Records drawn from a dataset
+++
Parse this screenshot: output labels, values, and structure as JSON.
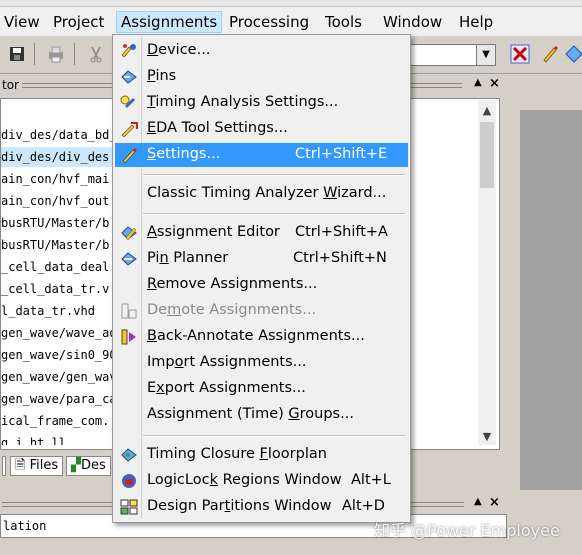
{
  "menubar": {
    "items": [
      "View",
      "Project",
      "Assignments",
      "Processing",
      "Tools",
      "Window",
      "Help"
    ],
    "active": "Assignments"
  },
  "panel": {
    "title": "tor",
    "files": [
      "div_des/data_bd_",
      "div_des/div_des.",
      "ain_con/hvf_mai",
      "ain_con/hvf_out",
      "busRTU/Master/b",
      "busRTU/Master/b",
      "_cell_data_deal",
      "_cell_data_tr.v",
      "l_data_tr.vhd",
      "gen_wave/wave_ad",
      "gen_wave/sin0_90",
      "gen_wave/gen_wav",
      "gen_wave/para_ca",
      "ical_frame_com.",
      "g        i ht  ll"
    ],
    "tabs": [
      "Files",
      "Des"
    ]
  },
  "bottom": {
    "text": "lation"
  },
  "menu": {
    "items": [
      {
        "name": "device",
        "label": "Device...",
        "shortcut": "",
        "icon": "device-icon",
        "disabled": false
      },
      {
        "name": "pins",
        "label": "Pins",
        "shortcut": "",
        "icon": "pins-icon",
        "disabled": false
      },
      {
        "name": "timing-analysis-settings",
        "label": "Timing Analysis Settings...",
        "shortcut": "",
        "icon": "timing-icon",
        "disabled": false
      },
      {
        "name": "eda-tool-settings",
        "label": "EDA Tool Settings...",
        "shortcut": "",
        "icon": "eda-icon",
        "disabled": false
      },
      {
        "name": "settings",
        "label": "Settings...",
        "shortcut": "Ctrl+Shift+E",
        "icon": "pencil-icon",
        "disabled": false,
        "highlighted": true
      },
      {
        "name": "classic-timing-wizard",
        "label": "Classic Timing Analyzer Wizard...",
        "shortcut": "",
        "icon": "",
        "disabled": false
      },
      {
        "name": "assignment-editor",
        "label": "Assignment Editor",
        "shortcut": "Ctrl+Shift+A",
        "icon": "assignment-editor-icon",
        "disabled": false
      },
      {
        "name": "pin-planner",
        "label": "Pin Planner",
        "shortcut": "Ctrl+Shift+N",
        "icon": "pin-planner-icon",
        "disabled": false
      },
      {
        "name": "remove-assignments",
        "label": "Remove Assignments...",
        "shortcut": "",
        "icon": "",
        "disabled": false
      },
      {
        "name": "demote-assignments",
        "label": "Demote Assignments...",
        "shortcut": "",
        "icon": "demote-icon",
        "disabled": true
      },
      {
        "name": "back-annotate",
        "label": "Back-Annotate Assignments...",
        "shortcut": "",
        "icon": "back-annotate-icon",
        "disabled": false
      },
      {
        "name": "import-assignments",
        "label": "Import Assignments...",
        "shortcut": "",
        "icon": "",
        "disabled": false
      },
      {
        "name": "export-assignments",
        "label": "Export Assignments...",
        "shortcut": "",
        "icon": "",
        "disabled": false
      },
      {
        "name": "assignment-time-groups",
        "label": "Assignment (Time) Groups...",
        "shortcut": "",
        "icon": "",
        "disabled": false
      },
      {
        "name": "timing-closure-floorplan",
        "label": "Timing Closure Floorplan",
        "shortcut": "",
        "icon": "floorplan-icon",
        "disabled": false
      },
      {
        "name": "logiclock-regions",
        "label": "LogicLock Regions Window",
        "shortcut": "Alt+L",
        "icon": "logiclock-icon",
        "disabled": false
      },
      {
        "name": "design-partitions",
        "label": "Design Partitions Window",
        "shortcut": "Alt+D",
        "icon": "partitions-icon",
        "disabled": false
      }
    ]
  },
  "watermark": "知乎 @Power Employee",
  "colors": {
    "highlight": "#3399ff",
    "menubar_active": "#cce8ff"
  }
}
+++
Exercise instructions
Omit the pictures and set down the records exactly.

Task answer
Parse this screenshot: output labels, values, and structure as JSON.
{
  "menubar": {
    "items": [
      "View",
      "Project",
      "Assignments",
      "Processing",
      "Tools",
      "Window",
      "Help"
    ],
    "active": "Assignments"
  },
  "panel": {
    "title": "tor",
    "files": [
      "div_des/data_bd_",
      "div_des/div_des.",
      "ain_con/hvf_mai",
      "ain_con/hvf_out",
      "busRTU/Master/b",
      "busRTU/Master/b",
      "_cell_data_deal",
      "_cell_data_tr.v",
      "l_data_tr.vhd",
      "gen_wave/wave_ad",
      "gen_wave/sin0_90",
      "gen_wave/gen_wav",
      "gen_wave/para_ca",
      "ical_frame_com.",
      "g        i ht  ll"
    ],
    "tabs": [
      "Files",
      "Des"
    ]
  },
  "bottom": {
    "text": "lation"
  },
  "menu": {
    "items": [
      {
        "name": "device",
        "label": "Device...",
        "shortcut": "",
        "icon": "device-icon",
        "disabled": false
      },
      {
        "name": "pins",
        "label": "Pins",
        "shortcut": "",
        "icon": "pins-icon",
        "disabled": false
      },
      {
        "name": "timing-analysis-settings",
        "label": "Timing Analysis Settings...",
        "shortcut": "",
        "icon": "timing-icon",
        "disabled": false
      },
      {
        "name": "eda-tool-settings",
        "label": "EDA Tool Settings...",
        "shortcut": "",
        "icon": "eda-icon",
        "disabled": false
      },
      {
        "name": "settings",
        "label": "Settings...",
        "shortcut": "Ctrl+Shift+E",
        "icon": "pencil-icon",
        "disabled": false,
        "highlighted": true
      },
      {
        "name": "classic-timing-wizard",
        "label": "Classic Timing Analyzer Wizard...",
        "shortcut": "",
        "icon": "",
        "disabled": false
      },
      {
        "name": "assignment-editor",
        "label": "Assignment Editor",
        "shortcut": "Ctrl+Shift+A",
        "icon": "assignment-editor-icon",
        "disabled": false
      },
      {
        "name": "pin-planner",
        "label": "Pin Planner",
        "shortcut": "Ctrl+Shift+N",
        "icon": "pin-planner-icon",
        "disabled": false
      },
      {
        "name": "remove-assignments",
        "label": "Remove Assignments...",
        "shortcut": "",
        "icon": "",
        "disabled": false
      },
      {
        "name": "demote-assignments",
        "label": "Demote Assignments...",
        "shortcut": "",
        "icon": "demote-icon",
        "disabled": true
      },
      {
        "name": "back-annotate",
        "label": "Back-Annotate Assignments...",
        "shortcut": "",
        "icon": "back-annotate-icon",
        "disabled": false
      },
      {
        "name": "import-assignments",
        "label": "Import Assignments...",
        "shortcut": "",
        "icon": "",
        "disabled": false
      },
      {
        "name": "export-assignments",
        "label": "Export Assignments...",
        "shortcut": "",
        "icon": "",
        "disabled": false
      },
      {
        "name": "assignment-time-groups",
        "label": "Assignment (Time) Groups...",
        "shortcut": "",
        "icon": "",
        "disabled": false
      },
      {
        "name": "timing-closure-floorplan",
        "label": "Timing Closure Floorplan",
        "shortcut": "",
        "icon": "floorplan-icon",
        "disabled": false
      },
      {
        "name": "logiclock-regions",
        "label": "LogicLock Regions Window",
        "shortcut": "Alt+L",
        "icon": "logiclock-icon",
        "disabled": false
      },
      {
        "name": "design-partitions",
        "label": "Design Partitions Window",
        "shortcut": "Alt+D",
        "icon": "partitions-icon",
        "disabled": false
      }
    ]
  },
  "watermark": "知乎 @Power Employee",
  "colors": {
    "highlight": "#3399ff",
    "menubar_active": "#cce8ff"
  }
}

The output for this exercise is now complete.